  5. Ethernet Over Copper (EoC):
    Overview: EoC utilizes existing copper telephone lines for Ethernet connectivity, offering a cost-effective solution.
    Advantages: Uses existing infrastructure, cost-effective, and suitable for shorter-distance connections.
    Limitations: Limited data transfer rates compared to fiber optics.
  6. Digital Subscriber Line (DSL):
    Overview: DSL leverages telephone lines for high-speed internet access and can be adapted for leased line services.
    Advantages: Utilizes existing telephone infrastructure and is cost-effective for certain applications.
    Limitations: Limited bandwidth compared to dedicated fiber optic solutions, and performance may vary based on the distance from the provider’s central office.
  7. Ethernet Leased Lines:
    Overview: Leased lines can be established using Ethernet technology, providing scalable and flexible connectivity.
    Advantages: High scalability, flexibility, and support for various bandwidth requirements.
    Limitations: Availability may depend on geographical location, and costs can vary based on the provider and bandwidth.
  8. Multiprotocol Label Switching (MPLS):
    Overview: MPLS directs data traffic effectively over a network, often used to enhance performance in conjunction with leased lines.
    Advantages: Improved traffic management, quality of service (QoS) capabilities, and enhanced security.
    Limitations: Implementation and maintenance costs can be higher compared to simpler technologies.
  9. Point-to-Point Protocol (PPP):
    Overview: PPP is a data link protocol used to establish a direct connection between two network nodes, commonly employed in leased line scenarios.
    Advantages: Simplicity, reliability, and compatibility with various network protocols.
    Limitations: Limited to point-to-point connections and may not scale well for larger networks.
  10. Wireless Leased Lines:
    Overview: Utilizing wireless technologies such as Wi-Fi or dedicated point-to-point wireless links for establishing leased lines.
    Advantages: Quick deployment, flexibility, and suitability for temporary or mobile setups.
    Limitations: Susceptible to interference, potential security concerns, and limited bandwidth compared to wired solutions.

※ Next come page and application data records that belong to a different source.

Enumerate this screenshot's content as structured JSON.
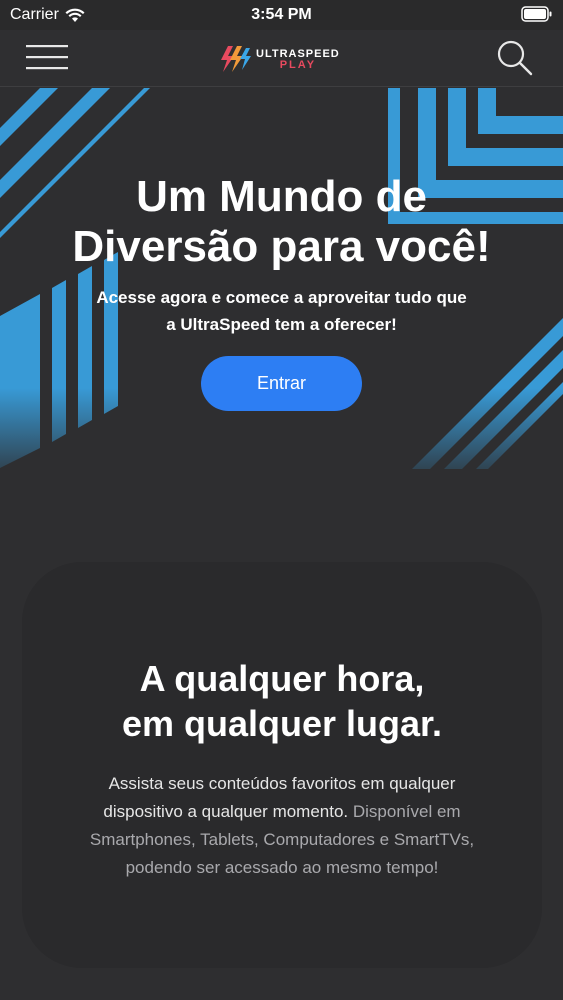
{
  "status_bar": {
    "carrier": "Carrier",
    "time": "3:54 PM"
  },
  "nav": {
    "logo_top": "ULTRASPEED",
    "logo_bottom": "PLAY"
  },
  "hero": {
    "title_line1": "Um Mundo de",
    "title_line2": "Diversão para você!",
    "subtitle_line1": "Acesse agora e comece a aproveitar tudo que",
    "subtitle_line2": "a UltraSpeed tem a oferecer!",
    "enter_label": "Entrar"
  },
  "card": {
    "title_line1": "A qualquer hora,",
    "title_line2": "em qualquer lugar.",
    "text_line1": "Assista seus conteúdos favoritos em qualquer",
    "text_line2a": "dispositivo a qualquer momento.",
    "text_line2b": " Disponível em",
    "text_line3": "Smartphones, Tablets, Computadores e SmartTVs,",
    "text_line4": "podendo ser acessado ao mesmo tempo!"
  },
  "colors": {
    "accent_blue": "#2d7ef3",
    "logo_red": "#e84a5f",
    "stripe_blue": "#3aa6e8"
  },
  "icons": [
    "wifi-icon",
    "battery-icon",
    "menu-icon",
    "logo-bolt-icon",
    "search-icon"
  ]
}
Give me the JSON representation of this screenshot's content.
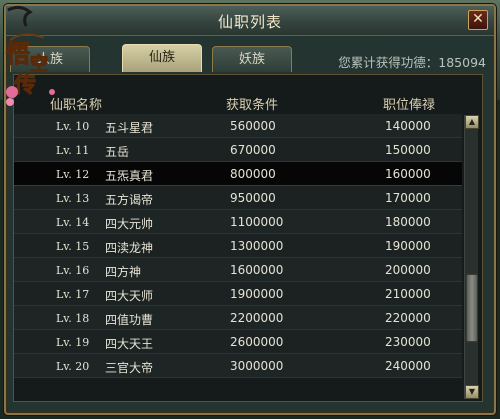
{
  "window": {
    "title": "仙职列表",
    "close_label": "✕"
  },
  "logo": {
    "text": "悟空传"
  },
  "tabs": [
    {
      "label": "人族",
      "active": false
    },
    {
      "label": "仙族",
      "active": true
    },
    {
      "label": "妖族",
      "active": false
    }
  ],
  "merit": {
    "label": "您累计获得功德：",
    "value": "185094"
  },
  "table": {
    "headers": {
      "name": "仙职名称",
      "condition": "获取条件",
      "salary": "职位俸禄"
    },
    "rows": [
      {
        "level": "Lv. 10",
        "name": "五斗星君",
        "condition": "560000",
        "salary": "140000",
        "selected": false
      },
      {
        "level": "Lv. 11",
        "name": "五岳",
        "condition": "670000",
        "salary": "150000",
        "selected": false
      },
      {
        "level": "Lv. 12",
        "name": "五炁真君",
        "condition": "800000",
        "salary": "160000",
        "selected": true
      },
      {
        "level": "Lv. 13",
        "name": "五方谒帝",
        "condition": "950000",
        "salary": "170000",
        "selected": false
      },
      {
        "level": "Lv. 14",
        "name": "四大元帅",
        "condition": "1100000",
        "salary": "180000",
        "selected": false
      },
      {
        "level": "Lv. 15",
        "name": "四渎龙神",
        "condition": "1300000",
        "salary": "190000",
        "selected": false
      },
      {
        "level": "Lv. 16",
        "name": "四方神",
        "condition": "1600000",
        "salary": "200000",
        "selected": false
      },
      {
        "level": "Lv. 17",
        "name": "四大天师",
        "condition": "1900000",
        "salary": "210000",
        "selected": false
      },
      {
        "level": "Lv. 18",
        "name": "四值功曹",
        "condition": "2200000",
        "salary": "220000",
        "selected": false
      },
      {
        "level": "Lv. 19",
        "name": "四大天王",
        "condition": "2600000",
        "salary": "230000",
        "selected": false
      },
      {
        "level": "Lv. 20",
        "name": "三官大帝",
        "condition": "3000000",
        "salary": "240000",
        "selected": false
      }
    ]
  },
  "scrollbar": {
    "up_icon": "▲",
    "down_icon": "▼",
    "position_fraction": 0.78
  }
}
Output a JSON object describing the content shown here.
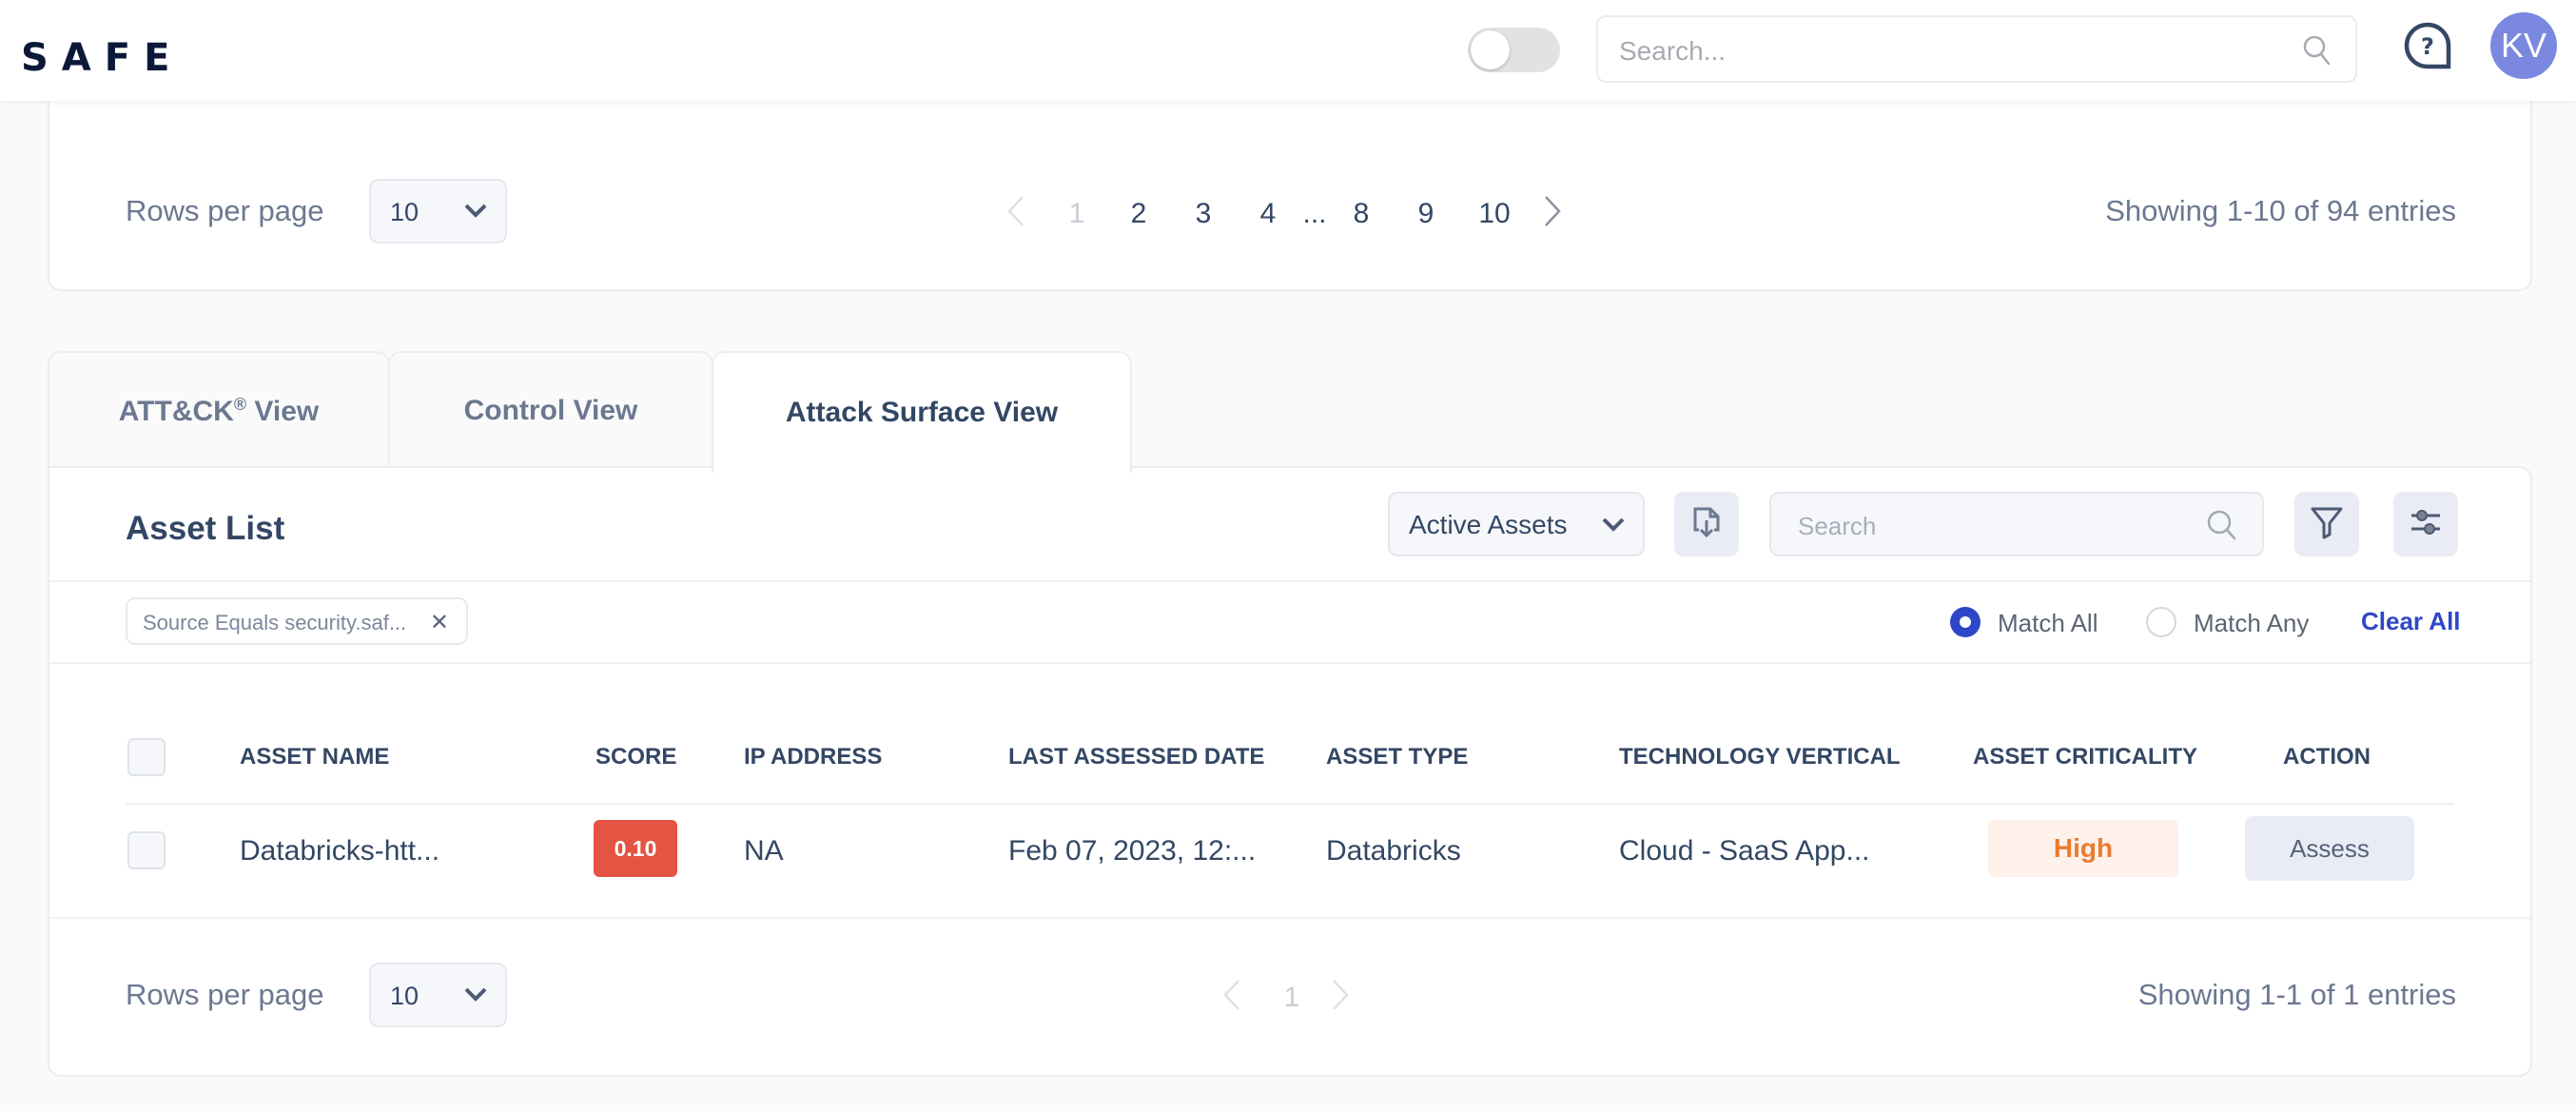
{
  "header": {
    "logo": "SAFE",
    "theme_toggle": {
      "on": false
    },
    "search_placeholder": "Search...",
    "help_icon": "help-bubble-icon",
    "avatar_initials": "KV"
  },
  "top_pagination": {
    "rows_per_page_label": "Rows per page",
    "rows_per_page_value": "10",
    "pages": [
      "1",
      "2",
      "3",
      "4",
      "...",
      "8",
      "9",
      "10"
    ],
    "current_page": "1",
    "showing": "Showing 1-10 of 94 entries"
  },
  "tabs": [
    {
      "label": "ATT&CK",
      "sup": "®",
      "suffix": " View",
      "active": false
    },
    {
      "label": "Control View",
      "active": false
    },
    {
      "label": "Attack Surface View",
      "active": true
    }
  ],
  "asset_list": {
    "title": "Asset List",
    "asset_filter_select": "Active Assets",
    "search_placeholder": "Search",
    "filter_chip": "Source Equals security.saf...",
    "match_all_label": "Match All",
    "match_any_label": "Match Any",
    "match_mode": "all",
    "clear_all_label": "Clear All",
    "columns": [
      "ASSET NAME",
      "SCORE",
      "IP ADDRESS",
      "LAST ASSESSED DATE",
      "ASSET TYPE",
      "TECHNOLOGY VERTICAL",
      "ASSET CRITICALITY",
      "ACTION"
    ],
    "rows": [
      {
        "asset_name": "Databricks-htt...",
        "score": "0.10",
        "ip_address": "NA",
        "last_assessed": "Feb 07, 2023, 12:...",
        "asset_type": "Databricks",
        "technology_vertical": "Cloud - SaaS App...",
        "criticality": "High",
        "action": "Assess"
      }
    ]
  },
  "bottom_pagination": {
    "rows_per_page_label": "Rows per page",
    "rows_per_page_value": "10",
    "pages": [
      "1"
    ],
    "current_page": "1",
    "showing": "Showing 1-1 of 1 entries"
  },
  "colors": {
    "accent": "#2e47c8",
    "score_bad": "#e45443",
    "criticality_high_text": "#ec7b2f",
    "criticality_high_bg": "#fdf1e9",
    "avatar": "#7a88e0"
  }
}
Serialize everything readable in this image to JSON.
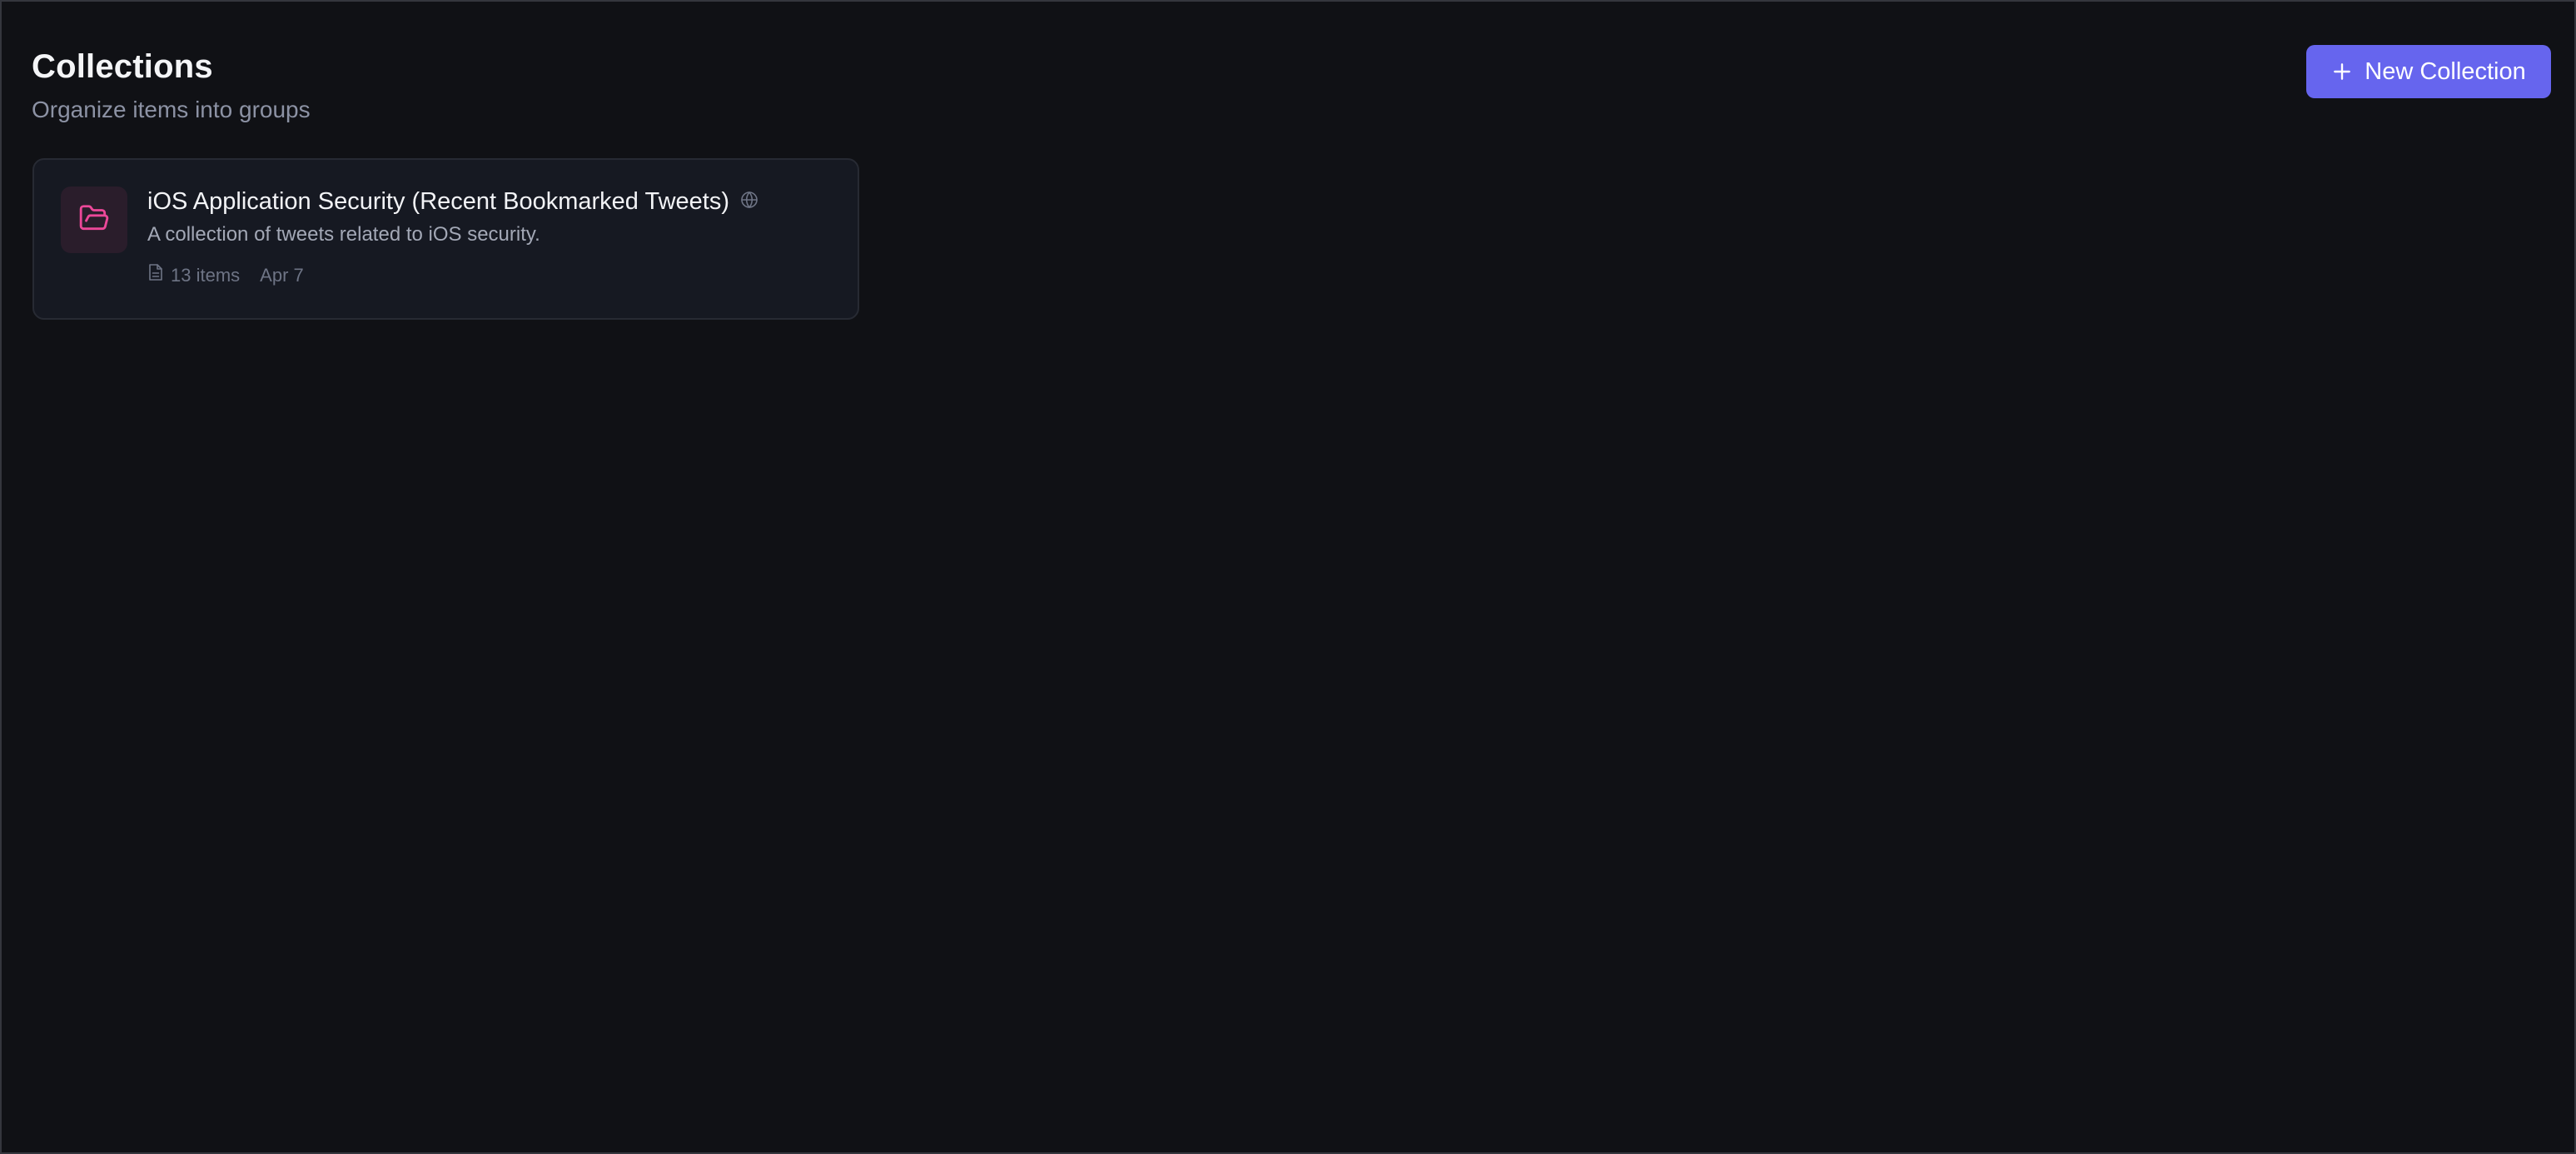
{
  "header": {
    "title": "Collections",
    "subtitle": "Organize items into groups"
  },
  "actions": {
    "new_collection_label": "New Collection",
    "new_collection_icon": "plus-icon"
  },
  "collections": [
    {
      "title": "iOS Application Security (Recent Bookmarked Tweets)",
      "description": "A collection of tweets related to iOS security.",
      "item_count": "13 items",
      "date": "Apr 7",
      "icon": "folder-open-icon",
      "visibility_icon": "globe-icon",
      "icon_color": "#ec4899"
    }
  ],
  "colors": {
    "background": "#101115",
    "accent": "#6665ee",
    "card_background": "#161922",
    "folder_icon": "#ec4899"
  }
}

The choice of technology for leased lines depends on factors such as bandwidth requirements, geographical considerations, budget constraints, and the specific needs of the organization. A well-informed decision ensures that businesses can harness the benefits of leased lines while aligning with their operational and strategic objectives.

The Future of Leased Lines: Adapting to the Changing Landscape with VC4

While advancements in technologies like MPLS and Software-Defined Networking (SDN) offer alternative solutions, leased lines are not destined for the dustbin of history. They continue to play a vital role in specific scenarios requiring guaranteed performance, security, and dedicated bandwidth.

However, the future of leased lines likely lies in adaptation and innovation. As bandwidth demands increase and technology evolves, providers need to offer flexible solutions with competitive pricing structures. Additionally, exploring hybrid options integrating leased lines with other connectivity solutions could cater to diverse organizational needs.

The Leased Line Management Module, integrated within VC4-IMS, inherently incorporates the necessary functionalities for efficiently managing a leased line business, as delineated earlier. This module empowers providers to maximize the commercial viability of their leased line operations, facilitating the fulfillment of critical SLAs and the elimination of redundant links.

In contemporary telecommunications, the task for operators extends beyond merely providing leased lines; it encompasses seizing the opportunity to guarantee sustained commercial prosperity. This challenge has been addressed through our solution. Discover how to regain control of your leased lines with VC4 and ensure the ongoing success of your operations.